Who is actually paying for the development of new medicines?
The public sector, in other words, , we citizens, are a major contributor to research and development of new drugs. Numerous grants, subsidies and tax credits are offered to manufacturers making up nearly half of the total R&D expenditure. According to The Lancet, 30% of the estimated $240 billion yearly total global investment across all health R&D comes from the public sector. On top of that, an additional 10% comes from other sources including philanthropic contributions.
The share of public funding is even greater in early-stage research where risks of failure are high. It is estimated that more than four-fifths of all funds for basic research to discover new drugs and vaccines come from public sources. Although tax-payers are contributing to a big part to the research and development of new drugs, through tax credits, direct public funding to R&D and other incentives, we still have to pay often unaffordable prices for their medicines. We actually pay for our drugs twice or even three times over (when co-payment & other forms of out-of-pocket expenditure are added).

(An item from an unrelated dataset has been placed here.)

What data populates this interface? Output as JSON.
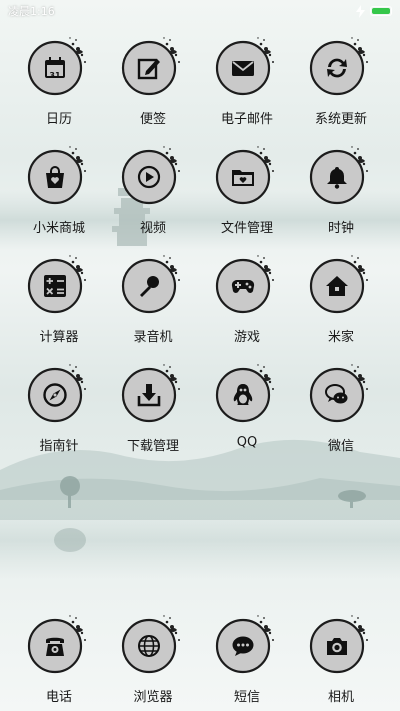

The substantial contribution of public funds to medical R&D needs to be acknowledged and public return must be guaranteed. To this end, affordability and transparency conditions should be attached to public funding, so that medicines can be accessed at affordable prices, guaranteeing a dividend for the public.